I live in Edina, Minnesota, a quintessential suburb. Southdale, the first-ever enclosed shopping mall was built here in 1956. During that same era, when my mom was growing up here, Edina was a “Sundown Town — non-whites were
required by law to be out of town by sundown kept out of town by real estate covenants and supposedly asked to leave town by sunset.
Edina is 94% White and 0.13% African American. That means there are 752 Whites for every Black person in my town.
The median household income is $66,000, versus the Minnesota state average of $47,000.
Edina is represented by Republicans in the state legislature, state senate, and U.S. Congress.

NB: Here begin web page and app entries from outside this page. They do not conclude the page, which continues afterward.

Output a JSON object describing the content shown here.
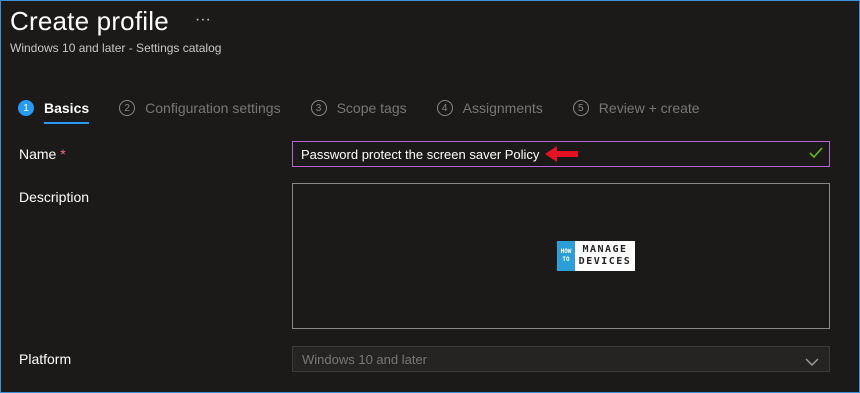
{
  "header": {
    "title": "Create profile",
    "more_label": "···",
    "subtitle": "Windows 10 and later - Settings catalog"
  },
  "tabs": [
    {
      "number": "1",
      "label": "Basics",
      "active": true
    },
    {
      "number": "2",
      "label": "Configuration settings",
      "active": false
    },
    {
      "number": "3",
      "label": "Scope tags",
      "active": false
    },
    {
      "number": "4",
      "label": "Assignments",
      "active": false
    },
    {
      "number": "5",
      "label": "Review + create",
      "active": false
    }
  ],
  "form": {
    "name": {
      "label": "Name",
      "required_marker": "*",
      "value": "Password protect the screen saver Policy"
    },
    "description": {
      "label": "Description",
      "value": ""
    },
    "platform": {
      "label": "Platform",
      "value": "Windows 10 and later"
    }
  },
  "watermark": {
    "line1": "HOW",
    "line2": "TO",
    "word1": "MANAGE",
    "word2": "DEVICES"
  },
  "icons": {
    "more": "ellipsis-icon",
    "arrow": "red-arrow-annotation-icon",
    "check": "checkmark-icon",
    "chevron": "chevron-down-icon"
  },
  "colors": {
    "accent": "#2899f5",
    "input_border_focus": "#b464d6",
    "required": "#f1707b",
    "check": "#6bb700",
    "annotation_arrow": "#e81123"
  }
}
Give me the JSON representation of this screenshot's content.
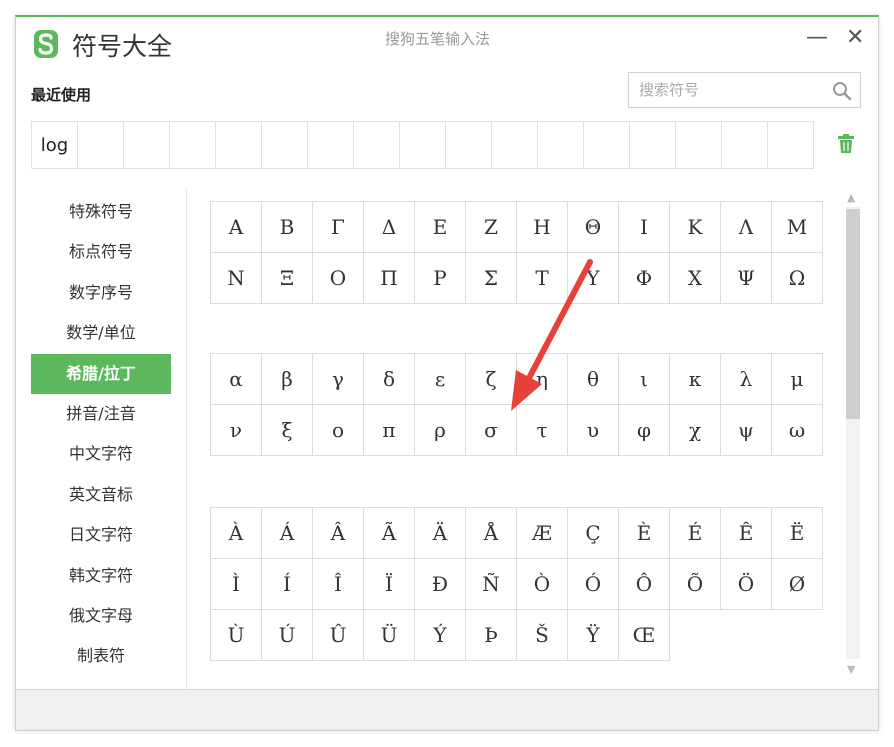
{
  "window": {
    "title": "符号大全",
    "center_title": "搜狗五笔输入法",
    "minimize_glyph": "—",
    "close_glyph": "✕",
    "accent": "#5cb85c"
  },
  "recent": {
    "label": "最近使用",
    "items": [
      "log",
      "",
      "",
      "",
      "",
      "",
      "",
      "",
      "",
      "",
      "",
      "",
      "",
      "",
      "",
      "",
      ""
    ]
  },
  "search": {
    "placeholder": "搜索符号",
    "value": ""
  },
  "sidebar": {
    "active_index": 4,
    "items": [
      {
        "label": "特殊符号"
      },
      {
        "label": "标点符号"
      },
      {
        "label": "数字序号"
      },
      {
        "label": "数学/单位"
      },
      {
        "label": "希腊/拉丁"
      },
      {
        "label": "拼音/注音"
      },
      {
        "label": "中文字符"
      },
      {
        "label": "英文音标"
      },
      {
        "label": "日文字符"
      },
      {
        "label": "韩文字符"
      },
      {
        "label": "俄文字母"
      },
      {
        "label": "制表符"
      }
    ]
  },
  "groups": [
    {
      "name": "greek-uppercase",
      "cells": [
        "Α",
        "Β",
        "Γ",
        "Δ",
        "Ε",
        "Ζ",
        "Η",
        "Θ",
        "Ι",
        "Κ",
        "Λ",
        "Μ",
        "Ν",
        "Ξ",
        "Ο",
        "Π",
        "Ρ",
        "Σ",
        "Τ",
        "Υ",
        "Φ",
        "Χ",
        "Ψ",
        "Ω"
      ]
    },
    {
      "name": "greek-lowercase",
      "cells": [
        "α",
        "β",
        "γ",
        "δ",
        "ε",
        "ζ",
        "η",
        "θ",
        "ι",
        "κ",
        "λ",
        "μ",
        "ν",
        "ξ",
        "ο",
        "π",
        "ρ",
        "σ",
        "τ",
        "υ",
        "φ",
        "χ",
        "ψ",
        "ω"
      ]
    },
    {
      "name": "latin-accented",
      "cells": [
        "À",
        "Á",
        "Â",
        "Ã",
        "Ä",
        "Å",
        "Æ",
        "Ç",
        "È",
        "É",
        "Ê",
        "Ë",
        "Ì",
        "Í",
        "Î",
        "Ï",
        "Ð",
        "Ñ",
        "Ò",
        "Ó",
        "Ô",
        "Õ",
        "Ö",
        "Ø",
        "Ù",
        "Ú",
        "Û",
        "Ü",
        "Ý",
        "Þ",
        "Š",
        "Ÿ",
        "Œ"
      ]
    }
  ],
  "annotation": {
    "arrow_color": "#e8413a"
  },
  "icons": {
    "logo": "sogou-s-logo-icon",
    "search": "magnifier-icon",
    "trash": "trash-icon"
  }
}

Get the picture? Edina is a rich, white, Republican suburb.
Barack Obama won Edina 55% – 43% (17,399 – 13,669).
And Obama won my polling place 52% – 46% (916 – 813).

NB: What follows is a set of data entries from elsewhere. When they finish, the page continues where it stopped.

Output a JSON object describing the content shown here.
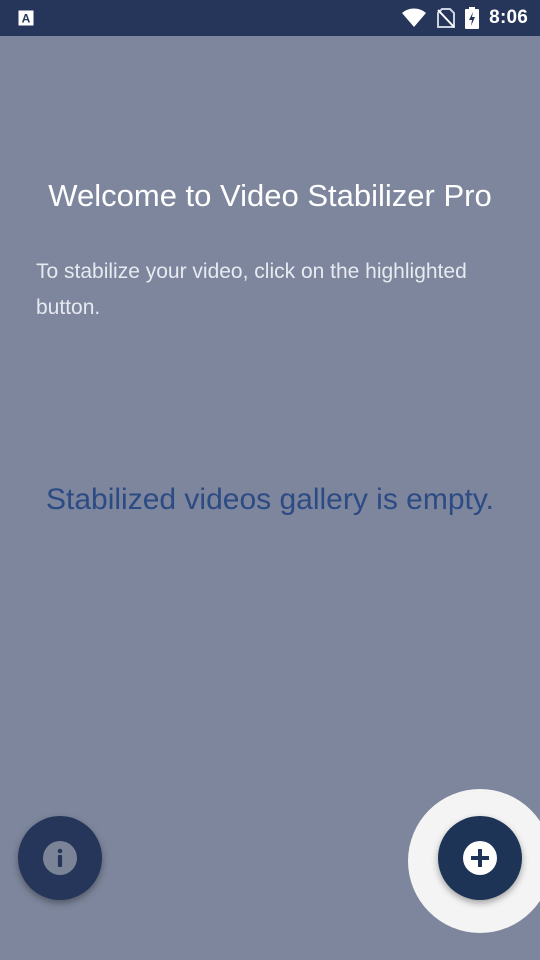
{
  "status_bar": {
    "time": "8:06",
    "icons": [
      "accessibility-app-icon",
      "wifi-icon",
      "no-sim-icon",
      "battery-charging-icon"
    ]
  },
  "welcome": {
    "title": "Welcome to Video Stabilizer Pro",
    "description": "To stabilize your video, click on the highlighted button."
  },
  "gallery": {
    "empty_message": "Stabilized videos gallery is empty."
  },
  "buttons": {
    "info_icon": "info-icon",
    "add_icon": "plus-circle-icon"
  },
  "colors": {
    "status_bar": "#26365a",
    "overlay_background": "#7d869c",
    "empty_text": "#2c4a84",
    "button": "#1d3456",
    "highlight": "#f4f4f4"
  }
}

And maybe the most noteworthy statistic is that 95% of the registered voters in my precinct voted yesterday.
What happened in Edina? Was it a referendum on Bush 43? An anti-war vote? Fear of the economic downturn?
Probably all of the above, but I think it was primarily something else: Barack Obama ran the most effective, impressive political campaign in history. His calm overwhelmed the Clinton machine; his embrace of Internet fundraising literally shifted the balance of power from big money donors to 3.5 million individuals giving an average of $83 each; and his caucus strategy (in Minnesota, for instance) will be studied for years. Edina is simply indicative of Obama’s brilliance as a politician and, we can hope, as a leader.
As I write this, Cokie Roberts is talking on NPR about “the white vote,” which is the Republican stronghold, particularly white men. But thankfully, that demographic (of which I am a part) is now a minority in our country. And, even so, we voted for Obama.
It’s a new day in America.